**WORK TO COMPLETE**
Show each line of the records below where the word "this" occurs.

Excerpts from an interface dataset
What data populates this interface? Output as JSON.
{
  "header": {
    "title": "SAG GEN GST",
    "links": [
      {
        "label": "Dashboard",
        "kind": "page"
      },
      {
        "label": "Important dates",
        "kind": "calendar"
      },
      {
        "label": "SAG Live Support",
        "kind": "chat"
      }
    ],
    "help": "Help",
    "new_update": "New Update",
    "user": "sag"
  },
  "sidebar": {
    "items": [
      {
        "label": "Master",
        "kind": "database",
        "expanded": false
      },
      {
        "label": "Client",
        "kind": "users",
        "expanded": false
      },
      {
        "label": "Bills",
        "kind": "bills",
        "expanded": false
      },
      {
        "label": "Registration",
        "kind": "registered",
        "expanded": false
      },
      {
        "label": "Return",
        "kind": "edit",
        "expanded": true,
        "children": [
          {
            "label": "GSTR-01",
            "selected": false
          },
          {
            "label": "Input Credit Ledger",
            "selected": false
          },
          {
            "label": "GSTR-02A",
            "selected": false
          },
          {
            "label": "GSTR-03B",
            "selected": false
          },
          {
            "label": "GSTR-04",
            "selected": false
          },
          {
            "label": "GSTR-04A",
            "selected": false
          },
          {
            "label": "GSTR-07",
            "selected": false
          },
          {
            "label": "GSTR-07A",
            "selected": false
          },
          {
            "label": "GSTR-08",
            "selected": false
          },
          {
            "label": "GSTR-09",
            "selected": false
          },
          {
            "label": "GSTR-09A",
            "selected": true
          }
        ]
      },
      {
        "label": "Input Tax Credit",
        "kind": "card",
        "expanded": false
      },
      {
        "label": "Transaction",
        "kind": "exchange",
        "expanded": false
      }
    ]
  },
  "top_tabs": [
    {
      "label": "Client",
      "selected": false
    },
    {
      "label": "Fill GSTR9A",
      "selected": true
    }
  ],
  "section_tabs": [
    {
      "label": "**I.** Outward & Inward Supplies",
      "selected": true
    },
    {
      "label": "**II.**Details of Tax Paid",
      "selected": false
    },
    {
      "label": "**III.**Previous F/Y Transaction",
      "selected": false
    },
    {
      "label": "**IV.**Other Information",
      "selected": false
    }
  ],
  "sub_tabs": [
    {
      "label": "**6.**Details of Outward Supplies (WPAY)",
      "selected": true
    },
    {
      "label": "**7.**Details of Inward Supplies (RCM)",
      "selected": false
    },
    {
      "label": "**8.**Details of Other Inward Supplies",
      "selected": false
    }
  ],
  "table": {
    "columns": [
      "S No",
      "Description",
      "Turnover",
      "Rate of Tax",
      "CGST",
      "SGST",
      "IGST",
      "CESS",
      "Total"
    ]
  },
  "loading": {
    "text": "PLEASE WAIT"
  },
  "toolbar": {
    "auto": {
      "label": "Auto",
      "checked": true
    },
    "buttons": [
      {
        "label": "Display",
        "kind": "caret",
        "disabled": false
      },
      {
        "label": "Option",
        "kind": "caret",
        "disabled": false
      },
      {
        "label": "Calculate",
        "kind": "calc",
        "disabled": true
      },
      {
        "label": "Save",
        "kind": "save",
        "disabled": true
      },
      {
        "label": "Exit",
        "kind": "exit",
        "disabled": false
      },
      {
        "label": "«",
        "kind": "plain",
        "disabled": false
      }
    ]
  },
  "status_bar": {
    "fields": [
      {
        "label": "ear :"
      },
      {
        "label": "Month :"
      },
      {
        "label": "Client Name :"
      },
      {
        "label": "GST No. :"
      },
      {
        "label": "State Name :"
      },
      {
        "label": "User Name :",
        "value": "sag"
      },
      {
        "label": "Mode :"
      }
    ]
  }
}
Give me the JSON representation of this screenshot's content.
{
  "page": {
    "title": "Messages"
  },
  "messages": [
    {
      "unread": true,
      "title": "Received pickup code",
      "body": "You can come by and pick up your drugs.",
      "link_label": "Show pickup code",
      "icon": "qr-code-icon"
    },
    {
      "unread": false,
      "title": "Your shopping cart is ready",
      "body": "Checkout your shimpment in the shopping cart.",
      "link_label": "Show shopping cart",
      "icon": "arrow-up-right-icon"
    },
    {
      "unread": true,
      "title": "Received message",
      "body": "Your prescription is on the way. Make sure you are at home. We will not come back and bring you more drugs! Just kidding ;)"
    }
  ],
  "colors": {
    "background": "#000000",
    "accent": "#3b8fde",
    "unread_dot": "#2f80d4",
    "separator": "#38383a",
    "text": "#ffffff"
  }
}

**WRITTEN ANSWER**
What data populates this interface? Output as JSON.
Give me the JSON representation of this screenshot's content.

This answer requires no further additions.